TODAY: Russia promises a response if Ukraine and Georgia enter NATO, helps Mongolia go nuclear, making deals on grain, Kosovo is worries about Ban Ki-Moon, and a major court decision limited property seizures. The Russian Army’s chief of staff Yuri Baluyevsky said on Friday that the country “will take steps aimed at ensuring its interests along its borders … These will not only be military steps, but also steps of a different nature,” if Ukraine and Georgia are allowed to join NATO. Baluyevsky’s comments follow upon similar statements from Sergei Lavrov and Vladimir Putin, who have promised to aim Russia’s missiles at the Ukraine if NATO military installations were ever built there. On the same day, the head of Russia’s Air Force announced an overhaul to boost the country’s air defenses.
Today President Putin met with Mongolian Prime Sanj Bayar, announcing a series of agreements between the two countries, including investment, cooperation in uranium production, and Russia’s assistance helping Mongolia built a small- to mid-sized nuclear power plant. “Work in this direction could be started right now. There is such a demand,” Sergei Kiriyenko said after Russian-Mongolian intergovernmental talks.Despite Russia’s rapidly increasing prices for basic food staples, the Agricultural Ministry has announced a new plan to vastly increase grain production for export to become one of the world’s leading suppliers over the next decade. Meanwhile, the Financial Times is reporting today that nations are increasingly making secret deals for grain: “Analysts say that while bilateral agreements could help secure supplies, prices are likely to be at market prices rather than discount levels. Diplomats say Russia, Ukraine and Kazakhstan have been particularly involved in striking bilateral agreements as a way to expand their market share.“Following UN Secretary General Ban Ki-Moon’s three day visit to Moscow, capped off by Russia’s promises of increased funding to the organization, envoys are fearing that Russia may be able to convince Moon to leave Kosovo in a temporary status. The Times reports “The Secretary-General has appeared almost apologetic since arriving in Moscow on Wednesday, acknowledging the hosts’ annoyance at the length of time it has taken for his first visit.
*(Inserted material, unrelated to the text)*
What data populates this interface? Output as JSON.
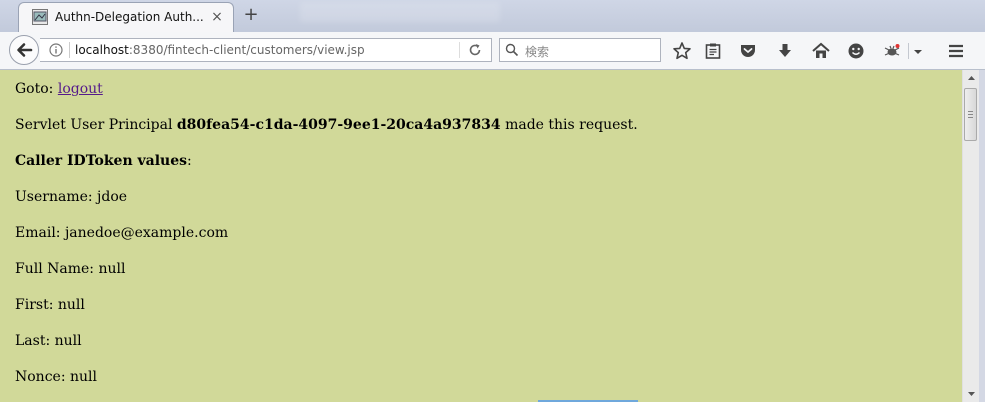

Describing the Foreign Minister as “my dear colleague”, he said that he was “always grateful for the strong support and co-operation” of Russia in the work of the UN. He added: “I also hope that Russia can do more. This is what I have expressed to the Russian leadership.”“The Wall Street Journal reports on an important decision from Russia’s Supreme Arbitration Court, striking down one of the main legal provisions used by the tax authorities in nationalization cases. This law had previously been used in some of Russia’s most egregious cases against companies such as PricewaterhouseCoopers, Yukos, and Russneft. The Journal writes, “the civil-court decision may be one of the first concrete indications incoming President Dmitry Medvedev’s rhetoric about strengthening the rule of law and easing government pressure on business could yield real improvements.“PHOTO: Russia’s Chief of Staff Yuri Baluyevsky is seen in Moscow in this December 15, 2007 file photo. Russia will take military and other steps along its borders if ex-Soviet Ukraine and Georgia join NATO, Russian news agencies quoted Baluyevsky as saying on Friday. REUTERS/Thomas Peter/Files